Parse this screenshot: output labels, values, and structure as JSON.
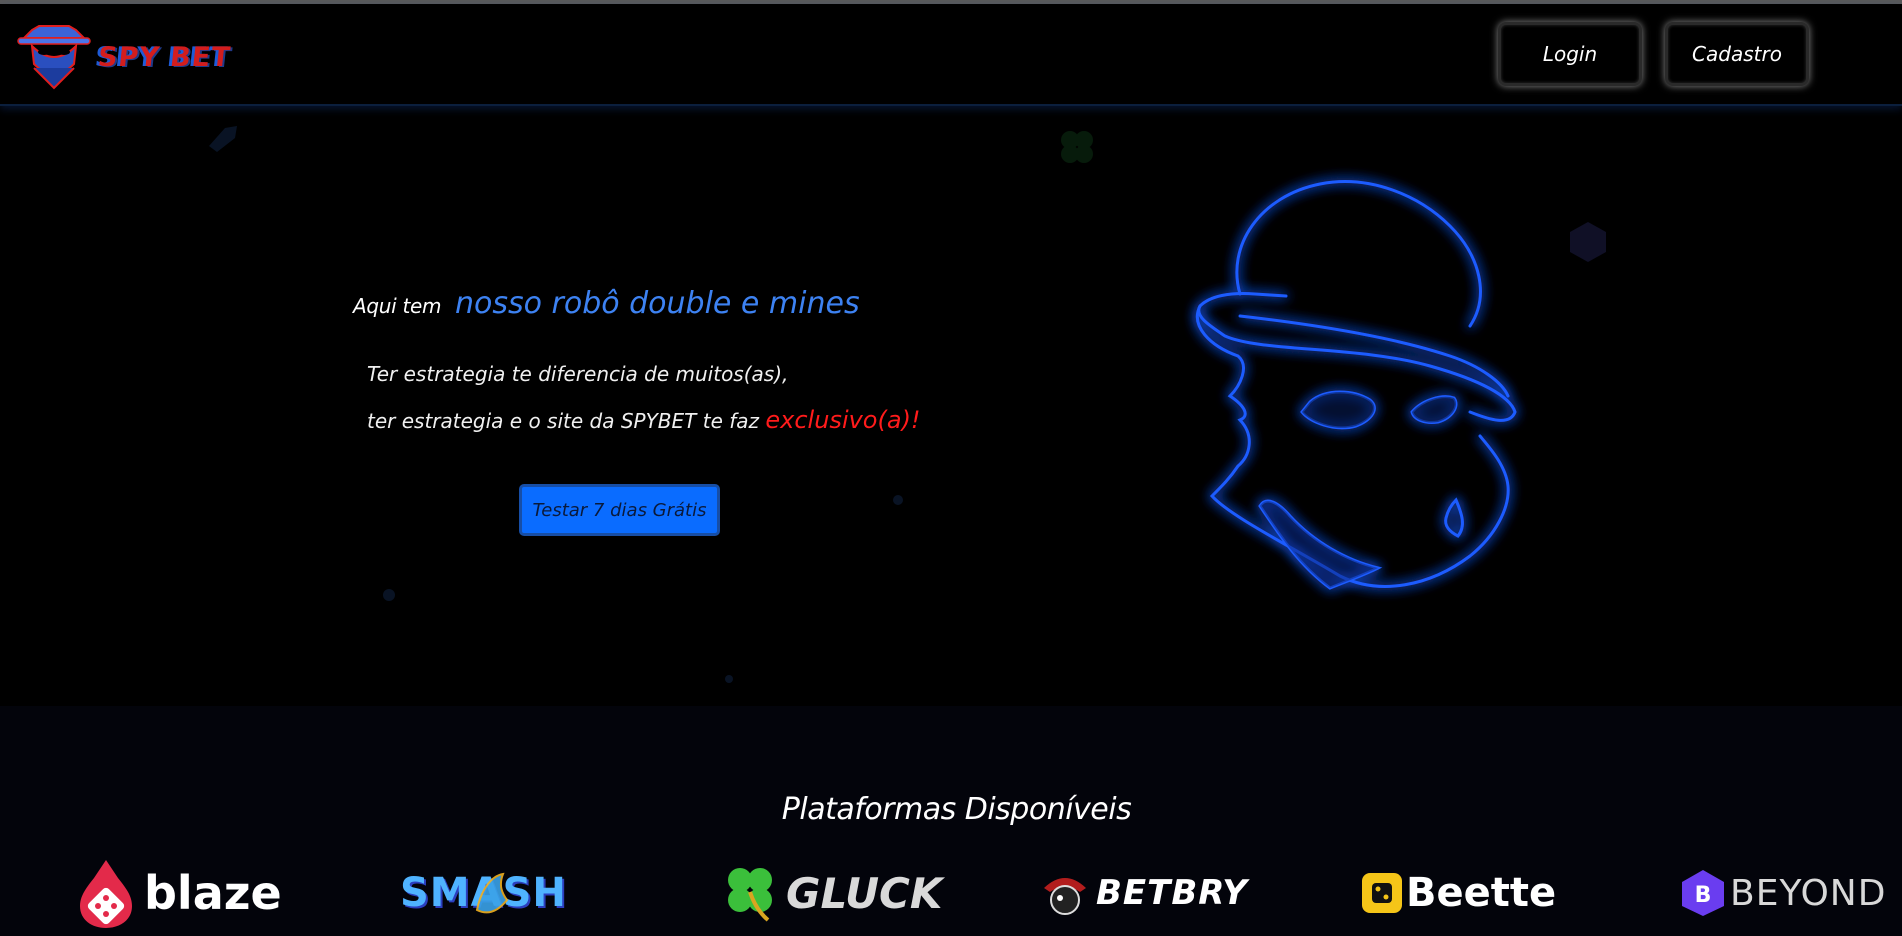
{
  "header": {
    "brand": "SPY BET",
    "login_label": "Login",
    "register_label": "Cadastro"
  },
  "hero": {
    "lead": "Aqui tem",
    "accent": "nosso robô double e mines",
    "line1": "Ter estrategia te diferencia de muitos(as),",
    "line2": "ter estrategia e o site da SPYBET te faz",
    "highlight": "exclusivo(a)!",
    "cta_label": "Testar 7 dias Grátis"
  },
  "platforms": {
    "title": "Plataformas Disponíveis",
    "items": [
      {
        "name": "blaze",
        "icon": "blaze-dice-icon"
      },
      {
        "name": "SMASH",
        "icon": "shark-icon"
      },
      {
        "name": "GLUCK",
        "icon": "clover-icon"
      },
      {
        "name": "BETBRY",
        "icon": "pirate-icon"
      },
      {
        "name": "Beette",
        "icon": "dice-square-icon"
      },
      {
        "name": "BEYOND",
        "icon": "b-hexagon-icon"
      }
    ]
  },
  "colors": {
    "accent_blue": "#3d82f2",
    "cta_blue": "#0a6cff",
    "highlight_red": "#ff1b1b",
    "neon_blue": "#1f5bff"
  }
}
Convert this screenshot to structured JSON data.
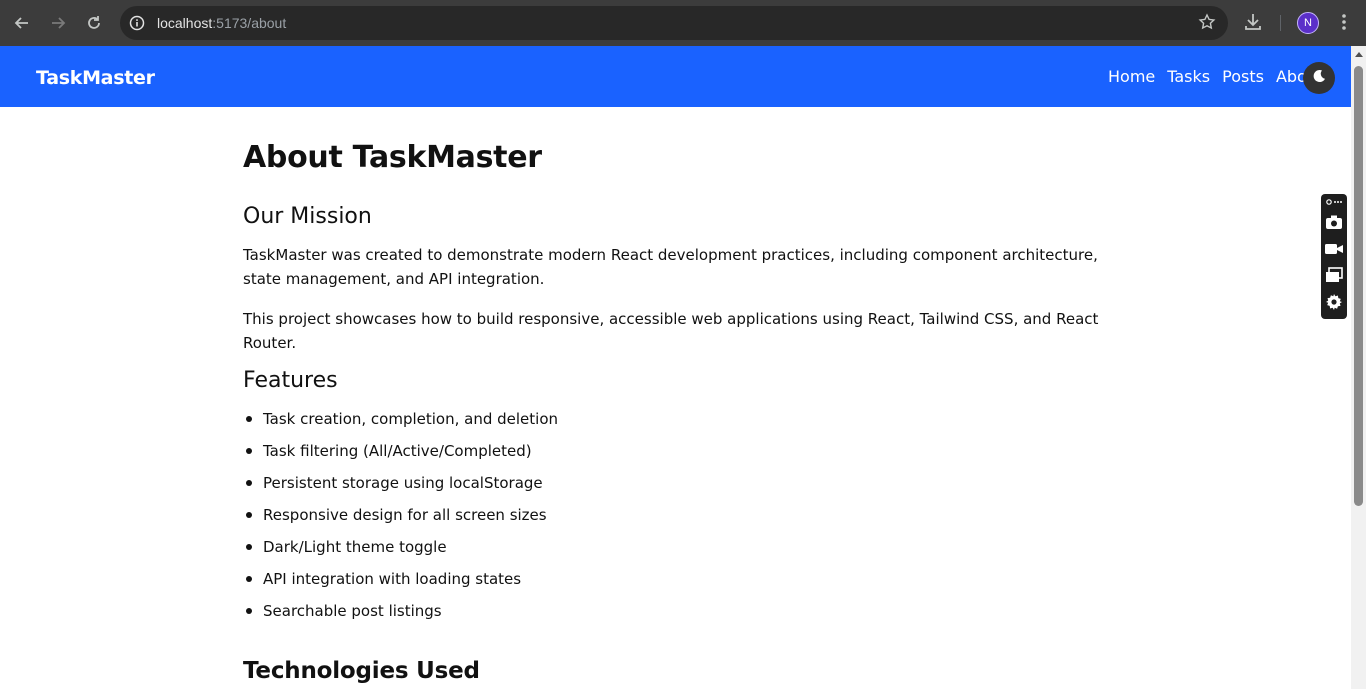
{
  "browser": {
    "url_host": "localhost",
    "url_path": ":5173/about",
    "profile_initial": "N"
  },
  "app": {
    "brand": "TaskMaster",
    "nav": [
      "Home",
      "Tasks",
      "Posts",
      "About"
    ]
  },
  "page": {
    "title": "About TaskMaster",
    "mission_heading": "Our Mission",
    "mission_p1": "TaskMaster was created to demonstrate modern React development practices, including component architecture, state management, and API integration.",
    "mission_p2": "This project showcases how to build responsive, accessible web applications using React, Tailwind CSS, and React Router.",
    "features_heading": "Features",
    "features": [
      "Task creation, completion, and deletion",
      "Task filtering (All/Active/Completed)",
      "Persistent storage using localStorage",
      "Responsive design for all screen sizes",
      "Dark/Light theme toggle",
      "API integration with loading states",
      "Searchable post listings"
    ],
    "tech_heading": "Technologies Used"
  },
  "colors": {
    "appbar": "#1a62ff",
    "chrome": "#3c3c3c"
  },
  "icons": [
    "back-arrow-icon",
    "forward-arrow-icon",
    "reload-icon",
    "site-info-icon",
    "bookmark-star-icon",
    "download-icon",
    "kebab-menu-icon",
    "moon-icon",
    "camera-icon",
    "video-icon",
    "windows-icon",
    "gear-icon"
  ]
}
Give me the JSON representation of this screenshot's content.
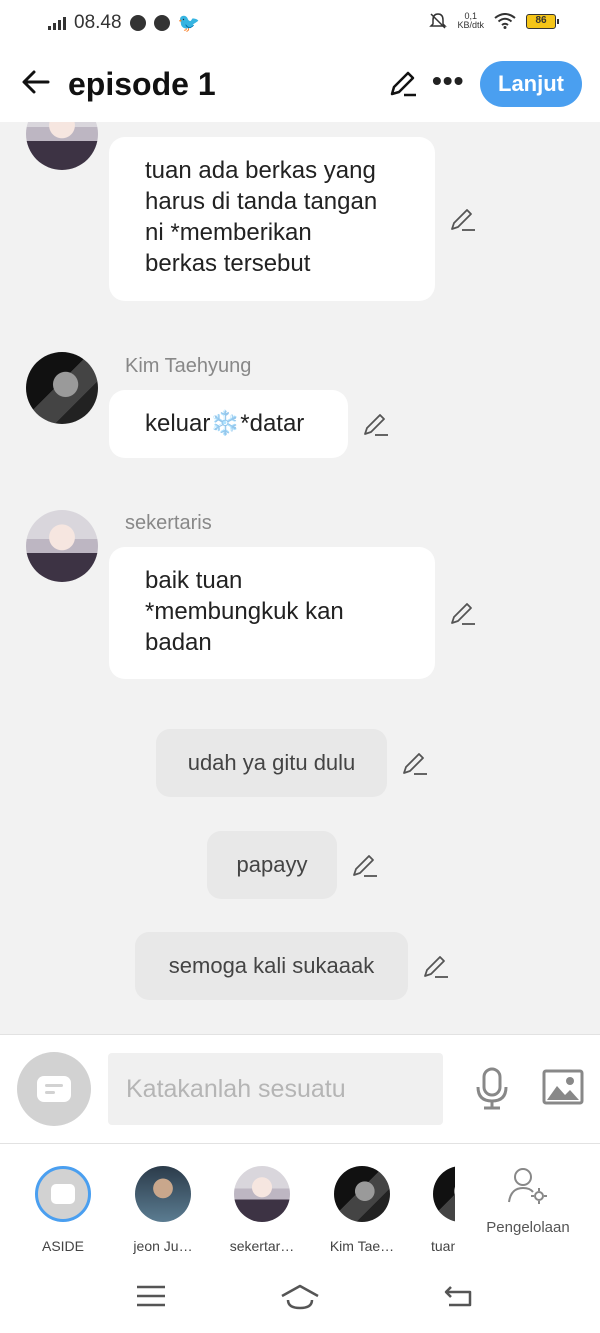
{
  "status_bar": {
    "time": "08.48",
    "net_speed_value": "0,1",
    "net_speed_unit": "KB/dtk",
    "battery": "86",
    "icons": [
      "telegram-icon",
      "spotify-icon",
      "twitter-icon",
      "mute-icon",
      "wifi-icon",
      "battery-icon"
    ]
  },
  "header": {
    "title": "episode 1",
    "next_label": "Lanjut",
    "accent_color": "#4a9ff0"
  },
  "messages": [
    {
      "type": "character",
      "sender": "",
      "avatar": "sekertaris",
      "text_lines": [
        "tuan ada berkas yang",
        "harus di tanda tangan",
        "ni *memberikan",
        "berkas tersebut"
      ]
    },
    {
      "type": "character",
      "sender": "Kim Taehyung",
      "avatar": "kim",
      "text": "keluar❄️*datar"
    },
    {
      "type": "character",
      "sender": "sekertaris",
      "avatar": "sekertaris",
      "text_lines": [
        "baik tuan",
        "*membungkuk kan",
        "badan"
      ]
    },
    {
      "type": "aside",
      "text": "udah ya gitu dulu"
    },
    {
      "type": "aside",
      "text": "papayy"
    },
    {
      "type": "aside",
      "text": "semoga kali sukaaak"
    }
  ],
  "input": {
    "placeholder": "Katakanlah sesuatu"
  },
  "characters": [
    {
      "label": "ASIDE",
      "selected": true
    },
    {
      "label": "jeon Ju…"
    },
    {
      "label": "sekertar…"
    },
    {
      "label": "Kim Tae…"
    },
    {
      "label": "tuan"
    }
  ],
  "manage_label": "Pengelolaan"
}
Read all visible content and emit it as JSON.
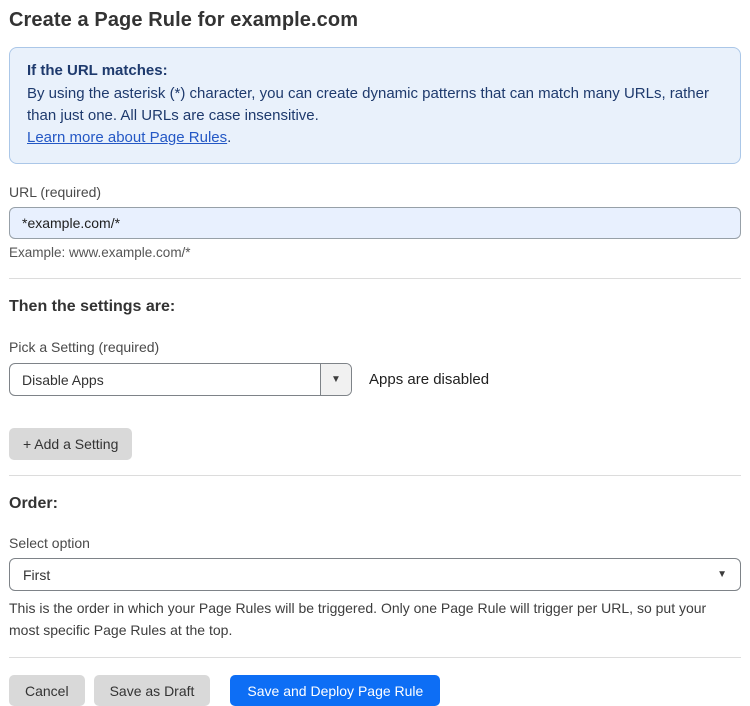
{
  "page": {
    "title": "Create a Page Rule for example.com"
  },
  "info_box": {
    "heading": "If the URL matches:",
    "body": "By using the asterisk (*) character, you can create dynamic patterns that can match many URLs, rather than just one. All URLs are case insensitive.",
    "link_label": "Learn more about Page Rules",
    "link_suffix": "."
  },
  "url_section": {
    "label": "URL (required)",
    "value": "*example.com/*",
    "example": "Example: www.example.com/*"
  },
  "settings_section": {
    "heading": "Then the settings are:",
    "picker_label": "Pick a Setting (required)",
    "selected_setting": "Disable Apps",
    "setting_description": "Apps are disabled",
    "add_setting_label": "+ Add a Setting",
    "dropdown_arrow": "▼"
  },
  "order_section": {
    "heading": "Order:",
    "label": "Select option",
    "selected_option": "First",
    "description": "This is the order in which your Page Rules will be triggered. Only one Page Rule will trigger per URL, so put your most specific Page Rules at the top.",
    "dropdown_arrow": "▼"
  },
  "footer": {
    "cancel_label": "Cancel",
    "save_draft_label": "Save as Draft",
    "save_deploy_label": "Save and Deploy Page Rule"
  },
  "colors": {
    "accent_blue": "#0d6ef5",
    "info_background": "#e9f1fb",
    "info_border": "#abc7e8",
    "info_text": "#1e3a6d",
    "link_blue": "#2458c5",
    "input_background": "#e8f0fe",
    "button_gray": "#d9d9d9"
  }
}
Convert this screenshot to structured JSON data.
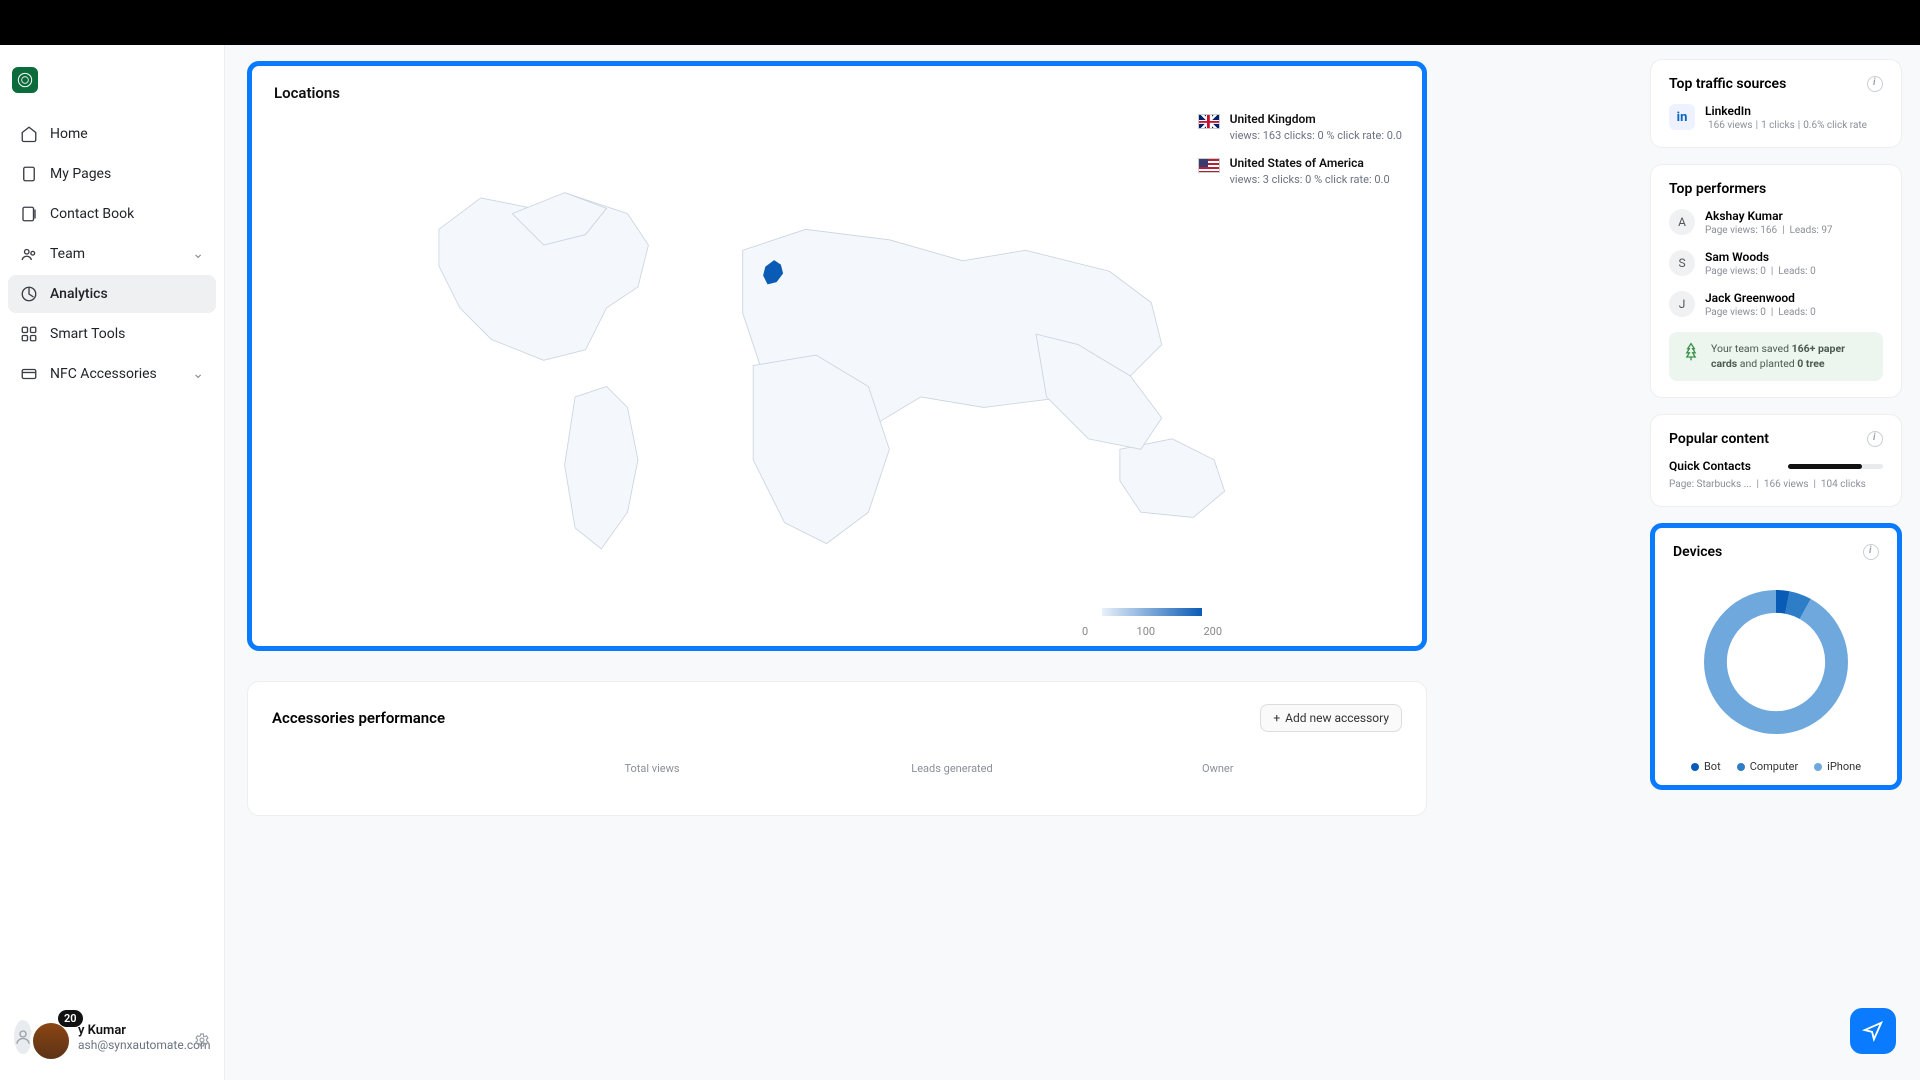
{
  "sidebar": {
    "items": [
      {
        "label": "Home"
      },
      {
        "label": "My Pages"
      },
      {
        "label": "Contact Book"
      },
      {
        "label": "Team"
      },
      {
        "label": "Analytics"
      },
      {
        "label": "Smart Tools"
      },
      {
        "label": "NFC Accessories"
      }
    ],
    "user": {
      "badge": "20",
      "name_suffix": "y Kumar",
      "email": "ash@synxautomate.com"
    }
  },
  "locations": {
    "title": "Locations",
    "countries": [
      {
        "name": "United Kingdom",
        "stats": "views: 163 clicks: 0 % click rate: 0.0"
      },
      {
        "name": "United States of America",
        "stats": "views: 3 clicks: 0 % click rate: 0.0"
      }
    ],
    "scale": {
      "min": "0",
      "mid": "100",
      "max": "200"
    }
  },
  "accessories": {
    "title": "Accessories performance",
    "add_label": "Add new accessory",
    "columns": [
      "",
      "Total views",
      "Leads generated",
      "Owner"
    ]
  },
  "traffic": {
    "title": "Top traffic sources",
    "source": {
      "name": "LinkedIn",
      "views": "166 views",
      "clicks": "1 clicks",
      "rate": "0.6% click rate"
    }
  },
  "performers": {
    "title": "Top performers",
    "rows": [
      {
        "initial": "A",
        "name": "Akshay Kumar",
        "views": "Page views: 166",
        "leads": "Leads: 97"
      },
      {
        "initial": "S",
        "name": "Sam Woods",
        "views": "Page views: 0",
        "leads": "Leads: 0"
      },
      {
        "initial": "J",
        "name": "Jack Greenwood",
        "views": "Page views: 0",
        "leads": "Leads: 0"
      }
    ],
    "banner": "Your team saved <b>166+ paper cards</b> and planted <b>0 tree</b>"
  },
  "popular": {
    "title": "Popular content",
    "item": "Quick Contacts",
    "sub_page": "Page: Starbucks ...",
    "sub_views": "166 views",
    "sub_clicks": "104 clicks"
  },
  "devices": {
    "title": "Devices",
    "legend": [
      "Bot",
      "Computer",
      "iPhone"
    ]
  },
  "chart_data": {
    "type": "pie",
    "title": "Devices",
    "categories": [
      "Bot",
      "Computer",
      "iPhone"
    ],
    "values": [
      3,
      5,
      92
    ],
    "colors": [
      "#0a5bb5",
      "#2d7ec7",
      "#6fa8dc"
    ]
  }
}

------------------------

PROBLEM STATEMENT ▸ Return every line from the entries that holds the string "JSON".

SOLUTION TO THIS PROBLEM ▸
Parse this screenshot: output labels, values, and structure as JSON.
Convert this screenshot to structured JSON data.
Give me the JSON representation of this screenshot's content.
Read all visible content and emit it as JSON.
Convert this screenshot to structured JSON data.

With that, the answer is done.